P/E remains one of the most used metrics to value stocks. It is very easy to compute. But it’s not always easy to interpret. « Most investors fail to have a clear sense of what a particular multiple implies about a company’s future financial performance and don’t understand how multiples change over time », according to Michael Mauboussin and Dan Callahan in a report published in 2014 by Credit Suisse (this article is mainly based on their note which you can read here).
Ingenico hast lost its mojo. A 7% miss on market expectations on EBITDA for both 2018e and 2020e has been severely sanctioned by investors. Shares of the payment terminal manufacturer lost 16% of their value on Feb 22, leaving the market cap of the company at €4.8 billion. At first glance, the fall looks excessive. But it’s probably deserved.

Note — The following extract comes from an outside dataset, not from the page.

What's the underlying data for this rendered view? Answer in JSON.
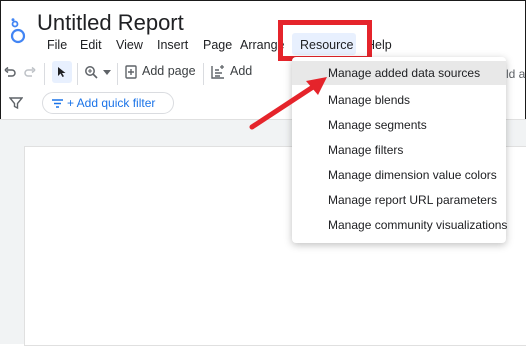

Michael Mauboussin is a highly respected investor, teacher, speaker and book writer. I came across a number of his notes in the past (including this one which I liked a lot). Thanks to the Internet and the many people who share good thinking, most of his notes are there to grasp and read.
While re-populating my blog, I came into his 1997 reflections on valuation. As Graham/Buffett nicely put it: price is what you paid, value is what you get. So to earn decent return when investing, you need to know the value so you can pay a price that gives you a good margin of safety.
The full note is available to read here. I just wrote down a couple of remarks that make sense to me and hopefully give you a quick overview of why it might be useful and what you will find inside.
Key purpose of the note is to defend the value-based approach of investing, to keep in mind what really matters in valuation and not to fall into « market myths ».